CHARLOTTE – The Panthers and defensive coordinator Eric Washington will go up against a new brand of offense this Sunday in Arizona.
After spending the last six seasons at Texas Tech University, first-year head coach Kliff Kingsbury is attempting to bring a college style run-and-gun offense to the professional game. So far, it's debuted to mixed results. Rookie quarterback Kyler Murray is averaging 328.5 passing yards per game (4th best) and the Cardinals are scoring 22 points per game (T-12th), but the team has an 0-1-1 record.
Still, Washington said the offense provides some unique challenges.
"We have to prepare for four wides, three wides, five wides every single week," Washington said. "We'll address it with the things within our package and just making sure we have the right personnel in place and just come up with a good solid plan for that particular look.

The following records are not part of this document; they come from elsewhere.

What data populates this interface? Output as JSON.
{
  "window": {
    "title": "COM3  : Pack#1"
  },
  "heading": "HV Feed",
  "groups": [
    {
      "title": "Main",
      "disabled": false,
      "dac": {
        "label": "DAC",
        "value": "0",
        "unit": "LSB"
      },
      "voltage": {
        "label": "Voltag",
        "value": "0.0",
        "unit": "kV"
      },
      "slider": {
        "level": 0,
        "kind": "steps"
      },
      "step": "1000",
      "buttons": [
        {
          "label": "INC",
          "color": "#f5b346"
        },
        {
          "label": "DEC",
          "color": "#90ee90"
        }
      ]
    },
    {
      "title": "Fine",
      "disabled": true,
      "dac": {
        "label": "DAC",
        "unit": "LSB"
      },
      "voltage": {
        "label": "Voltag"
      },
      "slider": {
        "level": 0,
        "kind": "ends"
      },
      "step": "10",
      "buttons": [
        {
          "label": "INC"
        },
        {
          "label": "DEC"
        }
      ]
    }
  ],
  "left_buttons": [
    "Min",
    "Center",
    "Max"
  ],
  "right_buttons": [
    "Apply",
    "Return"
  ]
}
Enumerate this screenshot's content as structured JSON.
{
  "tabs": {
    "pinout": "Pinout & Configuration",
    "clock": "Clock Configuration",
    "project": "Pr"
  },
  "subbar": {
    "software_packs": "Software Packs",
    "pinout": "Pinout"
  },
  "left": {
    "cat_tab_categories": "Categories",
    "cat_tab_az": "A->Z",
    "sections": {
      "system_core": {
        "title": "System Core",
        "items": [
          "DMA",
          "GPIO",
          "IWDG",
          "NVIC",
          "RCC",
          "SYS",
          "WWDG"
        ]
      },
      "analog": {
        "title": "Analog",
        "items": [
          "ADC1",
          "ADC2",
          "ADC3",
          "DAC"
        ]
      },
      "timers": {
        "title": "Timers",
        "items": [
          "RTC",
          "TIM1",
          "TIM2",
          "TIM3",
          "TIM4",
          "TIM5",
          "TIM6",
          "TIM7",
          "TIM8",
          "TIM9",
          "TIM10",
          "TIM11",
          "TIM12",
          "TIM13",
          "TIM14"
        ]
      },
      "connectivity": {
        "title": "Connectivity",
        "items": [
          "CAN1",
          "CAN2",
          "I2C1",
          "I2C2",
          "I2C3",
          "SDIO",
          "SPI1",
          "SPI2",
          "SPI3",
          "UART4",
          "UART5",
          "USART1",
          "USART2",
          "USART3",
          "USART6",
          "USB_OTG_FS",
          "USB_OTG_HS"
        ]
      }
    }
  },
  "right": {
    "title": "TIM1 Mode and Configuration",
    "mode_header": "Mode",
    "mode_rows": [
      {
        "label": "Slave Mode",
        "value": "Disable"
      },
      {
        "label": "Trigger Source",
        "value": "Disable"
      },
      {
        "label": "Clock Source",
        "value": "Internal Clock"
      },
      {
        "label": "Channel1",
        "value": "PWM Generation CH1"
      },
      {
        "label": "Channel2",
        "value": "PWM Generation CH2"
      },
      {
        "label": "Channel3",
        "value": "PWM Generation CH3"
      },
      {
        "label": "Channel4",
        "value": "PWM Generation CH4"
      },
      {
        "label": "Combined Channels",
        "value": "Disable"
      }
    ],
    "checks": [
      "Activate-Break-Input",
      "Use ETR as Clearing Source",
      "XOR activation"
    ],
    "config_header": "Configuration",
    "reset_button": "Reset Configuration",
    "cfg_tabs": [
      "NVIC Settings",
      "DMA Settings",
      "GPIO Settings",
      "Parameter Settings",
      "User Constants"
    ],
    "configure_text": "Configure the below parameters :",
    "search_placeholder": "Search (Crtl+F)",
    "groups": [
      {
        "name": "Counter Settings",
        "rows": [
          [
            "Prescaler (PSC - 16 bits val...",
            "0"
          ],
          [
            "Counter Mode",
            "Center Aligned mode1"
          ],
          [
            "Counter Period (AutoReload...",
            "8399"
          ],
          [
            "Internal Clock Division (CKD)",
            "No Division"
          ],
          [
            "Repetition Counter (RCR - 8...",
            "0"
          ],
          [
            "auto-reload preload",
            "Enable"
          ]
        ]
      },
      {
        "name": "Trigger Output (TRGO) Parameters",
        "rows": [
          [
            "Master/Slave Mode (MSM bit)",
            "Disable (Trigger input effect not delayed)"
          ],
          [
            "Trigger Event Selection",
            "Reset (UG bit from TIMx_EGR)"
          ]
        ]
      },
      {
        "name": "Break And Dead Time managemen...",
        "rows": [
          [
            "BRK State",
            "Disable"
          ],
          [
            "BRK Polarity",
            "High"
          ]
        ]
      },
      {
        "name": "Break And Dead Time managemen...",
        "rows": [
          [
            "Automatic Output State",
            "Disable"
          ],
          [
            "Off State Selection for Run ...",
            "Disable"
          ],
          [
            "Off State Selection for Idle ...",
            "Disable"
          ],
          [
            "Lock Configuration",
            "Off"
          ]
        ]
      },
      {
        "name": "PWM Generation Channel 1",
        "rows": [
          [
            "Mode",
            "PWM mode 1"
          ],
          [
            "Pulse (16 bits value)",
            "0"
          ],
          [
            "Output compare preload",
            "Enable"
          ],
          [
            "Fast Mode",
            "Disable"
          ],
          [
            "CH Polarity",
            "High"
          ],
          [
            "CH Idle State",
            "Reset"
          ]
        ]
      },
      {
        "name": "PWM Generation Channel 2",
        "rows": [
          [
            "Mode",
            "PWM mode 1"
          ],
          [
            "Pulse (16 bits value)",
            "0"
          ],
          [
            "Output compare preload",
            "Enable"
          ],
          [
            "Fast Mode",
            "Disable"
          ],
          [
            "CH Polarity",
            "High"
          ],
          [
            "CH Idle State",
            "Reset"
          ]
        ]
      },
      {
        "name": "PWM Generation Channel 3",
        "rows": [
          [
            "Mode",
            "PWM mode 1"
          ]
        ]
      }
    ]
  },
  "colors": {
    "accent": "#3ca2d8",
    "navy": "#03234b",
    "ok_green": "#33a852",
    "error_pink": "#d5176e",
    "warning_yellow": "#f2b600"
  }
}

"They use it a lot, and it's a typical spread concept. Spread you out, get certain people, you have to address all of the different formations and receivers and still be solid if they decide to run the football, and the quarterback is a featured runner. Very similar to what we've seen with Russell Wilson over the years, similar concepts, so we'll have a good plan."
Just because the coach, quarterback and scheme are new, though, doesn't mean the Cardinals aren't utilizing their veterans on offense – namely wide receiver Larry Fitzgerald. Fitzgerald's numbers dropped a bit last year after posting three straight 1,000-yard seasons from 2015-17, but he appears to be back on track this season, averaging 108.5 yards per game.
"They're going to find a way to get Larry the football," Washington said. "They'll adapt what they're doing to make sure he's featured, which we've seen that so far. He's been able to get on the same page with the quarterback, especially on some of the plays that have broken down. He knows exactly where he's going, and so they'll feature Larry, and he can still make contested catches."
The Panthers are still working out the kinks in their new 3-4/hybrid/multiple look on defense, something Washington expects will come in due time. According to Washington, one of the biggest advantages with new scheme is the versatility it allows defensively, noting the play of DE/OLB hybrids Brian Burns and Marquis Haynes.
"They can align in multiple spots; they're not fixed on playing a defensive end or defensive tackle position," Washington said. "You can actually line those guys up in a number of positions and utilize them in cover, as rushers, as point of attack run defenders. The flexibility gives you some things that you can play with in terms of defensive designs."
Another area Washington expects to see improve with time is the defense's ability to finish – particularly relating to sacks. The Panthers have had tremendous success affecting opposing quarterbacks, tallying 15 QB hits (T-5th), but when it comes to actually bringing him down, they've struggled, with only four sacks (T-19th).
"I think it's just a matter of accumulating experiences, and just time on tasks, those kinds of things. That'll lead to more production," Washington said. "It's really rush by committee. We have to make sure we're organized and coordinated. The more we do it the better they're going to get with it, we've just got to keep going, but today's practice was a strong indicator of that progress."